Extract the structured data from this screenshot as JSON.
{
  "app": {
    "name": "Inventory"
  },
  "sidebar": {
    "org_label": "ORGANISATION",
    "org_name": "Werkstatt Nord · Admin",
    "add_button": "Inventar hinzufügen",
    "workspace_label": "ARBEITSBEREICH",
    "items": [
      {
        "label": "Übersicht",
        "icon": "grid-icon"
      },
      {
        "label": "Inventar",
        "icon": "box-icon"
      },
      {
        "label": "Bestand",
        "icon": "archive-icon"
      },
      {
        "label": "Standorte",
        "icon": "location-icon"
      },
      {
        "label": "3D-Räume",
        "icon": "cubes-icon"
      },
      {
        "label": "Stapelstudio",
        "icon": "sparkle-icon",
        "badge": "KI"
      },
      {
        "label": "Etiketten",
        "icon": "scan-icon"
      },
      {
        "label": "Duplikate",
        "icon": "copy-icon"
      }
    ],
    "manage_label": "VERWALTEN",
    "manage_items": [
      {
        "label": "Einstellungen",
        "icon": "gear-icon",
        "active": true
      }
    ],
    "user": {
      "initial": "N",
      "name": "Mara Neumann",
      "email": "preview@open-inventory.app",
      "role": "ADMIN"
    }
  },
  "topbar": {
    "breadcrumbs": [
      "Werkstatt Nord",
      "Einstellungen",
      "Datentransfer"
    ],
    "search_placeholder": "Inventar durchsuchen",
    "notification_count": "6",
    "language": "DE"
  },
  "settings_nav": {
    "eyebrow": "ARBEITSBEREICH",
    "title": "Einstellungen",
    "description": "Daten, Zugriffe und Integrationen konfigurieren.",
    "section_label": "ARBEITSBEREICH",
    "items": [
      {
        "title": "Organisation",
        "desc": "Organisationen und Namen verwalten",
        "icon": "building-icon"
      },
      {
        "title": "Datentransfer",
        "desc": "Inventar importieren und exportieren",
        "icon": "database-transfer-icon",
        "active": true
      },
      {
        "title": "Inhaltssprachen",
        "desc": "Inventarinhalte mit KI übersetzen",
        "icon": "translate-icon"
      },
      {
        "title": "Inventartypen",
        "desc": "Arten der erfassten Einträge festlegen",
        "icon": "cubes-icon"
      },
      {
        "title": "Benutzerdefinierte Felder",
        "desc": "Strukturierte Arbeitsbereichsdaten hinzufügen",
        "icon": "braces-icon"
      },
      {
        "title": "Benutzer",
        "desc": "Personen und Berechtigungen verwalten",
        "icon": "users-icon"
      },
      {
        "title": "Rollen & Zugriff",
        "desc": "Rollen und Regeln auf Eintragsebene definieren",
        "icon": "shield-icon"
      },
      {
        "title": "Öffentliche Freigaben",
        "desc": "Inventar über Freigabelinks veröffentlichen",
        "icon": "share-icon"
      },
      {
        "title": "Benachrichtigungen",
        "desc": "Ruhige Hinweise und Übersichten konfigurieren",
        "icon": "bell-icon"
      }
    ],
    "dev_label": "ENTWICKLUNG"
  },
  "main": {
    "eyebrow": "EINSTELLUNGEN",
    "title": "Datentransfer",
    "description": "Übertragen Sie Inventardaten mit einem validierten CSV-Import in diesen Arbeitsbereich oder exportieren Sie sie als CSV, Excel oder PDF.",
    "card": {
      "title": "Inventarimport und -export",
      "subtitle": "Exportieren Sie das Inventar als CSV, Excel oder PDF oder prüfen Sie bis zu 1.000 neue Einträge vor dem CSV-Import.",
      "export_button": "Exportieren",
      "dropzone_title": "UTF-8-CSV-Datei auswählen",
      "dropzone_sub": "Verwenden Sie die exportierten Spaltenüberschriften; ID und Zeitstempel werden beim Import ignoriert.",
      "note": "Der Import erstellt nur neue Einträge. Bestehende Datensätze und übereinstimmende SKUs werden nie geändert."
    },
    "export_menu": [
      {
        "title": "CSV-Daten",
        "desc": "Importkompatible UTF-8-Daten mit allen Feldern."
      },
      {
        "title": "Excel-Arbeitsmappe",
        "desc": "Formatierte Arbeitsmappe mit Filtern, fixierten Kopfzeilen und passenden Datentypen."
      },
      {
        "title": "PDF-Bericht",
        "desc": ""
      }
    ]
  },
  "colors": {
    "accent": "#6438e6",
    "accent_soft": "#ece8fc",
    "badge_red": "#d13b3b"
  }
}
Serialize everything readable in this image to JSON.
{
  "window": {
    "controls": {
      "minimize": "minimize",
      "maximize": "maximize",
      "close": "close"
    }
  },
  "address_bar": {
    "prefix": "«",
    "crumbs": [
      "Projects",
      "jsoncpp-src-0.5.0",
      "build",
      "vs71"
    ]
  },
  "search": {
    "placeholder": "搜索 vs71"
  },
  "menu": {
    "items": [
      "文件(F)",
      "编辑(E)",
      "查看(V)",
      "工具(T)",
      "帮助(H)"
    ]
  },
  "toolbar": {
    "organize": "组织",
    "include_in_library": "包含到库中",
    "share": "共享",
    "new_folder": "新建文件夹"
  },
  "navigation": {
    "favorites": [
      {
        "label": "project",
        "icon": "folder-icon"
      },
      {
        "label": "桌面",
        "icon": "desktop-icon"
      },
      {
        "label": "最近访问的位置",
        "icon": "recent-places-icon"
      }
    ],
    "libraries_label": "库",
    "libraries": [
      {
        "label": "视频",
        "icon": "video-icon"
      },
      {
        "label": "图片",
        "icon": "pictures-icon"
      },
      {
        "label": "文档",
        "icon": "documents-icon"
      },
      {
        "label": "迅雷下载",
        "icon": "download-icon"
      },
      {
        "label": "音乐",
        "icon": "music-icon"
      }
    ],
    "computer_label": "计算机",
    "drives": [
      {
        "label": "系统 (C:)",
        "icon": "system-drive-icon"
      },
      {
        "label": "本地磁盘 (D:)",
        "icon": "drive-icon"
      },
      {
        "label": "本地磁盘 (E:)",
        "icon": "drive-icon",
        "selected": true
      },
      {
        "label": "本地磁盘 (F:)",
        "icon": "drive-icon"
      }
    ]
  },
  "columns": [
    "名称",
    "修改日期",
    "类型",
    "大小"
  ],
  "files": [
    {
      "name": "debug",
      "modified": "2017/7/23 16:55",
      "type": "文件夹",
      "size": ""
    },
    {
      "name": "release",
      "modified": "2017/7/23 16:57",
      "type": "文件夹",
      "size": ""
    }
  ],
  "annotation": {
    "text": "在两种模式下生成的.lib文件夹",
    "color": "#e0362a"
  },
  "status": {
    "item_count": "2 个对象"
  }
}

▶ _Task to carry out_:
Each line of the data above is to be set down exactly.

▶ _Exercise output_:
Extract the structured data from this screenshot as JSON.
{
  "app": {
    "name": "Inventory"
  },
  "sidebar": {
    "org_label": "ORGANISATION",
    "org_name": "Werkstatt Nord · Admin",
    "add_button": "Inventar hinzufügen",
    "workspace_label": "ARBEITSBEREICH",
    "items": [
      {
        "label": "Übersicht",
        "icon": "grid-icon"
      },
      {
        "label": "Inventar",
        "icon": "box-icon"
      },
      {
        "label": "Bestand",
        "icon": "archive-icon"
      },
      {
        "label": "Standorte",
        "icon": "location-icon"
      },
      {
        "label": "3D-Räume",
        "icon": "cubes-icon"
      },
      {
        "label": "Stapelstudio",
        "icon": "sparkle-icon",
        "badge": "KI"
      },
      {
        "label": "Etiketten",
        "icon": "scan-icon"
      },
      {
        "label": "Duplikate",
        "icon": "copy-icon"
      }
    ],
    "manage_label": "VERWALTEN",
    "manage_items": [
      {
        "label": "Einstellungen",
        "icon": "gear-icon",
        "active": true
      }
    ],
    "user": {
      "initial": "N",
      "name": "Mara Neumann",
      "email": "preview@open-inventory.app",
      "role": "ADMIN"
    }
  },
  "topbar": {
    "breadcrumbs": [
      "Werkstatt Nord",
      "Einstellungen",
      "Datentransfer"
    ],
    "search_placeholder": "Inventar durchsuchen",
    "notification_count": "6",
    "language": "DE"
  },
  "settings_nav": {
    "eyebrow": "ARBEITSBEREICH",
    "title": "Einstellungen",
    "description": "Daten, Zugriffe und Integrationen konfigurieren.",
    "section_label": "ARBEITSBEREICH",
    "items": [
      {
        "title": "Organisation",
        "desc": "Organisationen und Namen verwalten",
        "icon": "building-icon"
      },
      {
        "title": "Datentransfer",
        "desc": "Inventar importieren und exportieren",
        "icon": "database-transfer-icon",
        "active": true
      },
      {
        "title": "Inhaltssprachen",
        "desc": "Inventarinhalte mit KI übersetzen",
        "icon": "translate-icon"
      },
      {
        "title": "Inventartypen",
        "desc": "Arten der erfassten Einträge festlegen",
        "icon": "cubes-icon"
      },
      {
        "title": "Benutzerdefinierte Felder",
        "desc": "Strukturierte Arbeitsbereichsdaten hinzufügen",
        "icon": "braces-icon"
      },
      {
        "title": "Benutzer",
        "desc": "Personen und Berechtigungen verwalten",
        "icon": "users-icon"
      },
      {
        "title": "Rollen & Zugriff",
        "desc": "Rollen und Regeln auf Eintragsebene definieren",
        "icon": "shield-icon"
      },
      {
        "title": "Öffentliche Freigaben",
        "desc": "Inventar über Freigabelinks veröffentlichen",
        "icon": "share-icon"
      },
      {
        "title": "Benachrichtigungen",
        "desc": "Ruhige Hinweise und Übersichten konfigurieren",
        "icon": "bell-icon"
      }
    ],
    "dev_label": "ENTWICKLUNG"
  },
  "main": {
    "eyebrow": "EINSTELLUNGEN",
    "title": "Datentransfer",
    "description": "Übertragen Sie Inventardaten mit einem validierten CSV-Import in diesen Arbeitsbereich oder exportieren Sie sie als CSV, Excel oder PDF.",
    "card": {
      "title": "Inventarimport und -export",
      "subtitle": "Exportieren Sie das Inventar als CSV, Excel oder PDF oder prüfen Sie bis zu 1.000 neue Einträge vor dem CSV-Import.",
      "export_button": "Exportieren",
      "dropzone_title": "UTF-8-CSV-Datei auswählen",
      "dropzone_sub": "Verwenden Sie die exportierten Spaltenüberschriften; ID und Zeitstempel werden beim Import ignoriert.",
      "note": "Der Import erstellt nur neue Einträge. Bestehende Datensätze und übereinstimmende SKUs werden nie geändert."
    },
    "export_menu": [
      {
        "title": "CSV-Daten",
        "desc": "Importkompatible UTF-8-Daten mit allen Feldern."
      },
      {
        "title": "Excel-Arbeitsmappe",
        "desc": "Formatierte Arbeitsmappe mit Filtern, fixierten Kopfzeilen und passenden Datentypen."
      },
      {
        "title": "PDF-Bericht",
        "desc": ""
      }
    ]
  },
  "colors": {
    "accent": "#6438e6",
    "accent_soft": "#ece8fc",
    "badge_red": "#d13b3b"
  }
}
Serialize everything readable in this image to JSON.
{
  "window": {
    "controls": {
      "minimize": "minimize",
      "maximize": "maximize",
      "close": "close"
    }
  },
  "address_bar": {
    "prefix": "«",
    "crumbs": [
      "Projects",
      "jsoncpp-src-0.5.0",
      "build",
      "vs71"
    ]
  },
  "search": {
    "placeholder": "搜索 vs71"
  },
  "menu": {
    "items": [
      "文件(F)",
      "编辑(E)",
      "查看(V)",
      "工具(T)",
      "帮助(H)"
    ]
  },
  "toolbar": {
    "organize": "组织",
    "include_in_library": "包含到库中",
    "share": "共享",
    "new_folder": "新建文件夹"
  },
  "navigation": {
    "favorites": [
      {
        "label": "project",
        "icon": "folder-icon"
      },
      {
        "label": "桌面",
        "icon": "desktop-icon"
      },
      {
        "label": "最近访问的位置",
        "icon": "recent-places-icon"
      }
    ],
    "libraries_label": "库",
    "libraries": [
      {
        "label": "视频",
        "icon": "video-icon"
      },
      {
        "label": "图片",
        "icon": "pictures-icon"
      },
      {
        "label": "文档",
        "icon": "documents-icon"
      },
      {
        "label": "迅雷下载",
        "icon": "download-icon"
      },
      {
        "label": "音乐",
        "icon": "music-icon"
      }
    ],
    "computer_label": "计算机",
    "drives": [
      {
        "label": "系统 (C:)",
        "icon": "system-drive-icon"
      },
      {
        "label": "本地磁盘 (D:)",
        "icon": "drive-icon"
      },
      {
        "label": "本地磁盘 (E:)",
        "icon": "drive-icon",
        "selected": true
      },
      {
        "label": "本地磁盘 (F:)",
        "icon": "drive-icon"
      }
    ]
  },
  "columns": [
    "名称",
    "修改日期",
    "类型",
    "大小"
  ],
  "files": [
    {
      "name": "debug",
      "modified": "2017/7/23 16:55",
      "type": "文件夹",
      "size": ""
    },
    {
      "name": "release",
      "modified": "2017/7/23 16:57",
      "type": "文件夹",
      "size": ""
    }
  ],
  "annotation": {
    "text": "在两种模式下生成的.lib文件夹",
    "color": "#e0362a"
  },
  "status": {
    "item_count": "2 个对象"
  }
}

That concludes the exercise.